Say This, Not That: 7 Talking Tips for Parents of Teens with Special Needs
Raising young children is hard work. Then your kids reach the teen years, and it becomes a different kind of hard. Teenagers can be difficult to read and even harder to communicate with. Raising teens with special needs can add complexity to that communication. As a parent, you worry about what kids and adults might say to your young person, but it also helps to be aware of your own communication. Here are some tips that might be helpful for a parent—or anyone else—who communicates with teens with special needs.
1. Listen First

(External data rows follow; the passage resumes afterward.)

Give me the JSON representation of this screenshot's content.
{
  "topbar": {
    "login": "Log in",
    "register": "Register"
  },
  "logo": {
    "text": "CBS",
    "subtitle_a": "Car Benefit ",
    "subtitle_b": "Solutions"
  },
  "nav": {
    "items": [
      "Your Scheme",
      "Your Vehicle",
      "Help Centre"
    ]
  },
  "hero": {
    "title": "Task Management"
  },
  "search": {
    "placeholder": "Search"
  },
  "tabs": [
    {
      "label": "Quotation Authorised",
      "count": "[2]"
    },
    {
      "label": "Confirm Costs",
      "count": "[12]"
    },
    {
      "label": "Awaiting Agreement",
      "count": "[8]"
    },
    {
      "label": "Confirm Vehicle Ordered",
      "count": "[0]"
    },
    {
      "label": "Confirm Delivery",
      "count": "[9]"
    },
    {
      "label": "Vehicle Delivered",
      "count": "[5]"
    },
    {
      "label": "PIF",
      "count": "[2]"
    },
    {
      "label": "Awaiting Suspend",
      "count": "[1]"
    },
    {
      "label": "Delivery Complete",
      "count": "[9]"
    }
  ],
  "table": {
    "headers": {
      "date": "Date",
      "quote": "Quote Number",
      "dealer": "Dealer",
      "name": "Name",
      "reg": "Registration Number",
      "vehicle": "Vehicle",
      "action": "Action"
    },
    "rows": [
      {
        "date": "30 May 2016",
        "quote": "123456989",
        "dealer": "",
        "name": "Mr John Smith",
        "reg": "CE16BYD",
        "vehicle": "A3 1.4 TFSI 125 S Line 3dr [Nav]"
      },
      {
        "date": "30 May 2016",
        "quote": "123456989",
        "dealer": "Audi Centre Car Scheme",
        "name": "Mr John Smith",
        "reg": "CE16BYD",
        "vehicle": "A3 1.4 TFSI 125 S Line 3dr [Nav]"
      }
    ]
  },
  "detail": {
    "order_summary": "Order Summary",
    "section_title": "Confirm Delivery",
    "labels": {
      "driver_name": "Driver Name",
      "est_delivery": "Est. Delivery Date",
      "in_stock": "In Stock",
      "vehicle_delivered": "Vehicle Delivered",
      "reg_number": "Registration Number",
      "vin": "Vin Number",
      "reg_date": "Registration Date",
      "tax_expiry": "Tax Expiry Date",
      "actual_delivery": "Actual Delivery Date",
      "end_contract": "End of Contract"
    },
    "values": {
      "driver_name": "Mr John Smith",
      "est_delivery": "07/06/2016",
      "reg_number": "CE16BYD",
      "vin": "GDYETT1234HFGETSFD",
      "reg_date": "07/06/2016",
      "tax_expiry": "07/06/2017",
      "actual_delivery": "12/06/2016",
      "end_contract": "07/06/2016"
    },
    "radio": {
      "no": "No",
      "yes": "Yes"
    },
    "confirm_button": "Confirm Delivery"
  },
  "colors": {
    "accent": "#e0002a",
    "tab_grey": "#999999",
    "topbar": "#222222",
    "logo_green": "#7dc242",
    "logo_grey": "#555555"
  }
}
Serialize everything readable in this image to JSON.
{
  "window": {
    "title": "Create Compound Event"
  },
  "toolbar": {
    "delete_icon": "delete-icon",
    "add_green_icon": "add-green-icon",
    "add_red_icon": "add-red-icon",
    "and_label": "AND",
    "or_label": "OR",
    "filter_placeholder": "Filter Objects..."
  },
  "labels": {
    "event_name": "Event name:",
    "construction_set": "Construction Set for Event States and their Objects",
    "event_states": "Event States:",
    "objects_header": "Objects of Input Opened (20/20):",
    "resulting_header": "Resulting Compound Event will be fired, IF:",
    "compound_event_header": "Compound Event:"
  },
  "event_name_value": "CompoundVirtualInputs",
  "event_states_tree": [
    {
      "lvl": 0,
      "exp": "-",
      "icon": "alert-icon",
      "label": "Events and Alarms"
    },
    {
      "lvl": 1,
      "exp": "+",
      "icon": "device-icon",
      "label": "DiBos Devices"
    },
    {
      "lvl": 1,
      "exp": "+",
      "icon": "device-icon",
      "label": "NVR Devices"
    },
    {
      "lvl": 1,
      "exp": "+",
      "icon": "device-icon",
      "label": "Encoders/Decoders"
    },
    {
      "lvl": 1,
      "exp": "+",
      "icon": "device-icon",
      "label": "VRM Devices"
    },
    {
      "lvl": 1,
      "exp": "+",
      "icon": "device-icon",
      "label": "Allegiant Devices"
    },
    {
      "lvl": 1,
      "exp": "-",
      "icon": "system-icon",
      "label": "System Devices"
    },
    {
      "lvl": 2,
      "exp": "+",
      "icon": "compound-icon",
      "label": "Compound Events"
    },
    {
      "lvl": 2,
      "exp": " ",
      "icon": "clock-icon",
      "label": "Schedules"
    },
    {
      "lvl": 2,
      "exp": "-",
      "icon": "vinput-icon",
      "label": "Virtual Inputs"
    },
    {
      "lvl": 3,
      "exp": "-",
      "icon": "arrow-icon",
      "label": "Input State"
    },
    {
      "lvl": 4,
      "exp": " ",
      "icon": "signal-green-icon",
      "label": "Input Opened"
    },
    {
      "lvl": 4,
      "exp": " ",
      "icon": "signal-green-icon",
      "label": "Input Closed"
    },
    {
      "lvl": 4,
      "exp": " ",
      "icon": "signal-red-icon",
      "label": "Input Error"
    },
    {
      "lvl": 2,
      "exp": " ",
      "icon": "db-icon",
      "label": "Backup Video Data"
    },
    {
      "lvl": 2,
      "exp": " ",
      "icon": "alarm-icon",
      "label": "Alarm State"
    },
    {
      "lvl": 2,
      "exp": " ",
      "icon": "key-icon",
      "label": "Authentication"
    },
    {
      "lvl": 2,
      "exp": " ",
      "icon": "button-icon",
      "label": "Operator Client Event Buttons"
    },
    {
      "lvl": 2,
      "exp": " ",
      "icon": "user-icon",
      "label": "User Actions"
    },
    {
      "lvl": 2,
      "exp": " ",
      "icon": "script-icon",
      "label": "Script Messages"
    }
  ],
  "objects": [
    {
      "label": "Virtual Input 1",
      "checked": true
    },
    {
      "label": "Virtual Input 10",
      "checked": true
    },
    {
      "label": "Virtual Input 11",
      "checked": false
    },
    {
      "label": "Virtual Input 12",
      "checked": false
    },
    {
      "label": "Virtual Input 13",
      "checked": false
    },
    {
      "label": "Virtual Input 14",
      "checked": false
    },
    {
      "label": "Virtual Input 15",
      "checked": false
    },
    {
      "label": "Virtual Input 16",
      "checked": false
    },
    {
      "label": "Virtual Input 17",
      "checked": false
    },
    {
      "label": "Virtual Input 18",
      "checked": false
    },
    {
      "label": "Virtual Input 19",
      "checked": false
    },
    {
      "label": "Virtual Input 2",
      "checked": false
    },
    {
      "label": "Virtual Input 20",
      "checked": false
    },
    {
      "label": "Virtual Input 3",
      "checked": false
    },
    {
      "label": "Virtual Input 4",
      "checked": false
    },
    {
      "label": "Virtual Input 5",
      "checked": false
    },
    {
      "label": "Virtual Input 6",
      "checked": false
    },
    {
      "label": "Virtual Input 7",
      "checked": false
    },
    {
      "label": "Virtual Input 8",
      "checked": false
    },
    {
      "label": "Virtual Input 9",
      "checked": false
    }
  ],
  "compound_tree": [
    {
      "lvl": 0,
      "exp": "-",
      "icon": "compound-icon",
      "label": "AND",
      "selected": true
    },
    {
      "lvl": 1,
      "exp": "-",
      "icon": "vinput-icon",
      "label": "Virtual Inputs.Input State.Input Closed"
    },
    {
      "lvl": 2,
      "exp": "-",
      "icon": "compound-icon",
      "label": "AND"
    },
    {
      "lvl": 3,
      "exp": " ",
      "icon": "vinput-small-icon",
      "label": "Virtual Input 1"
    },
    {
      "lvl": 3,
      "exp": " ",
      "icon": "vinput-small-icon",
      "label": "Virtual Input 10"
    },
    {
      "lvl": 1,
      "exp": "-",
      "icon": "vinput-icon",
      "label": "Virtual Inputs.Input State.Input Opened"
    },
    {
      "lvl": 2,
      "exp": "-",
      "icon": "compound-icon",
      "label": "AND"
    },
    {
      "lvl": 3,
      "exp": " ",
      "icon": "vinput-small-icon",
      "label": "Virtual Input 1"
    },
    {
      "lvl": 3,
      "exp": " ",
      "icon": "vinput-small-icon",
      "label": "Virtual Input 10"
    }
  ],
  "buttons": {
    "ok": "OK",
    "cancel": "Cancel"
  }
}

It’s been proven that, while we can speak at a rate of 125 words per minute, we can listen faster: about 400 words per minute. Here, science gives us a great parenting tip. Sometimes—even most of the time—it’s best to listen more than you talk. When your teen is talking to you, focus on what he or she is trying to say, not on how you’re going to respond. You’ll get more respect for your opinion if you carefully hear your teen out so you can adequately address what’s being communicated. Then, make it known that you appreciate what your teen has told you, and ask if you can give some feedback.
2. Think Before Reacting
Many teens, no matter what their needs or limitations, will sometimes say things to see how you’ll react. If you become defensive, things can easily escalate into arguments. Instead of letting that happen, avoid becoming defensive yourself or giving a negative reaction—even if it seems like that’s what your teen wants. Your attitude, even when faced with a verbal attack (voluntary or not), will go a long way to defusing a tough situation.
We all have a human need for validation, and your teen with special needs is no exception. After listening, validate teens’ feelings and acknowledge that they have a right to them. Say something like, “Wow, I’m sorry, that must be so hard.” Ask how you can support them and help them to feel better, but also encourage them and let them know how strong you know they are. “You are great at figuring things out. How can I help you manage this?”
4. Try a Helpful Spin
A teen with special needs will often pick up on your own frustration. Instead of ordering teens not to throw things or slam doors, offer to get something else they’d like better, or ask if you can show them how to shut the door quietly. When something they want is unavailable, rather than telling them (again) that you don’t have it, tell them how much you wish you could get it for them, but kindly offer whatever alternatives are available.
5. Keep It Positive
Positive communication and reinforcement is usually more effective than negative for everything from discipline to motivation. Instead of asking “What’s wrong with you?” ask how you can help. Find out what your teen’s needs are and what you can do to meet those needs in the current situation.
The same positivity should apply when talking to your teen about potential outcomes of behavior. Rather than offering potential punishments, stay positive and offer incentives. Instead of saying, “If you don’t finish eating soon, we won’t have time to see a movie,” try, “When you finish lunch, we’ll go see that movie.”
When communicating with teens who have special needs, emphasize strengths and abilities. Focus on what they can do and what they’re good at. Acknowledge their hard work on life skills and other goals. Whatever challenges they have, those are only a small part of who they are. Make sure you communicate with them as a whole, unique person who has a lot to offer.
6. Remember They’re Still Teens
Some teens with disabilities are fully articulate, and some are not. With articulate teens, take note of how they talk to you. What type of words do they use? At what level is their own vocabulary? If you model your speech after theirs and take your cues from them, communication is more likely to be effective. With teens who are not verbal, there is usually no reason not to speak to them the same way you would speak to anyone else of their age. Unless teens talk to you at a different level, just speak to them in an age-appropriate way.
7. Discourage Assumptions
Many people make the mistake of assuming that a physically disabled person is also intellectually disabled. How you publicly address and treat your teen can help other people take their cues from you, rather than jumping to conclusions and speaking to your teen in a potentially embarrassing way (for both of them). If you speak to your teen as you would to any other teenager, others are likely to do the same. If you use different language that’s more on your teen’s level of understanding, those around you will probably take your lead.
In their zeal to be helpful, many adults and teens will try to jump in and take some “helpful” action before asking if that’s what a disabled person wants or needs. By your example, you can show others how to use the proper respect; asking your teen what help he or she might want before making an assumption that might be offensive or minimize his or her abilities.